This same issue was before this court in Williams v. Coca-Cola Bottling Company, supra, with almost identical facts and the court held that the plaintiff failed to prove that the defendant sold the bottle of soda. In the Williams case there was testimony that Cokes were delivered by the "`driver of the Coca-Cola Company' who took the cases of Coke from `the Coke Truck.'" As in Williams, there was no evidence that this defendant's corporate name appeared on the bottle, bottle cap, or on the uniform of the man who put soda in the vending machine. There was no testimony that this particular defendant supplied the vending machine, nor were there any of defendant's records introduced nor were any of defendant's employees put on the stand to prove that this particular defendant supplied and serviced this vending machine. There was no evidence that the man who supplied the vending machine was an employee of this particular defendant. There was no evidence that this defendant had an exclusive franchise for the manufacture and distribution of Teem in the St. Louis area.

We find that there was no direct evidence or evidence from which it can be inferred that this defendant sold the particular bottle of Teem involved here.

We agree with the court in Williams, supra, which involved a bottle of Coca-Cola when the court stated at l.c. 56:

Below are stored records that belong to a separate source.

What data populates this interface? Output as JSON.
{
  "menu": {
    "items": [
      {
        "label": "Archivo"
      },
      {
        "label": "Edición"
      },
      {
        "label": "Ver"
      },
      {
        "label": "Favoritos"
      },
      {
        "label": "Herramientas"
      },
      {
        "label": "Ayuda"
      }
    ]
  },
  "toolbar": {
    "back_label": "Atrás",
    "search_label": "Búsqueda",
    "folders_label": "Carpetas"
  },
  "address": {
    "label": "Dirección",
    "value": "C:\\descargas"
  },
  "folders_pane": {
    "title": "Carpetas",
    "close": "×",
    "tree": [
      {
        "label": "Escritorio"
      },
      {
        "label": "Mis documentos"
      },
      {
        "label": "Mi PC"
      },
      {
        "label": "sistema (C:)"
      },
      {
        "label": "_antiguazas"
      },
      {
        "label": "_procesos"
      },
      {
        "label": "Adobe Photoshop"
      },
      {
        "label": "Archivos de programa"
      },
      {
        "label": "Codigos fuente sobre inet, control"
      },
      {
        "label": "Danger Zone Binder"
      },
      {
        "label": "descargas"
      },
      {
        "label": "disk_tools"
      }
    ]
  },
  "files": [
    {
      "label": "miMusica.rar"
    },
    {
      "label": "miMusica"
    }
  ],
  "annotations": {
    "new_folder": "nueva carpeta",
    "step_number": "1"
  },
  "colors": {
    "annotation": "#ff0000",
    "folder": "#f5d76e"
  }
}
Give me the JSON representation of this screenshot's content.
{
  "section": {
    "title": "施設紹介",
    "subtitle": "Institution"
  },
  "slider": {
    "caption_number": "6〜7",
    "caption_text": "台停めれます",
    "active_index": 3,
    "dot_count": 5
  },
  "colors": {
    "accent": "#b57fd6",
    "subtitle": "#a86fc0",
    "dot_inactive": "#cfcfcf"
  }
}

"* * * There are numerous Coca-Cola companies. For all we know from this record there may be several independent manufacturers of and dealers in this product in the St. Louis area. There was no evidence that defendant had an exclusive franchise for the manufacture and distribution of Coca-Cola in the St. Louis territory. We cannot take judicial notice of the fact that this product is sold on an exclusive franchise basis or that Austin's Beauty Shop is located within the territorial limits of any exclusive territory which may have been granted to defendant company."

However, although the trial court properly sustained defendant's motion for judgment in accordance with its motion for a directed verdict, we must reverse because we have determined that plaintiff is entitled to a new trial. This for the reason that a case should not be reversed for failure of proof without remanding unless the record indicates that the available essential evidence has been fully presented and that no recovery could be had in any event. Lance v. Van Winkle, 358 Mo. 143, 213 S.W.2d 401 [10] and Crews v. Illinois Terminal R. Co., Mo.App., 260 S.W.2d 765 [6]. It is evident here that available, essential evidence was not fully presented. It is apparent from the record that there are numerous sources of other and additional evidence which might be produced to prove one of the essential elements, that this defendant sold the particular bottle of Teem.

Therefore, the judgment is reversed and the cause remanded for a new trial on all issues.

WOLFE, P. J., and BRADY, J., concur.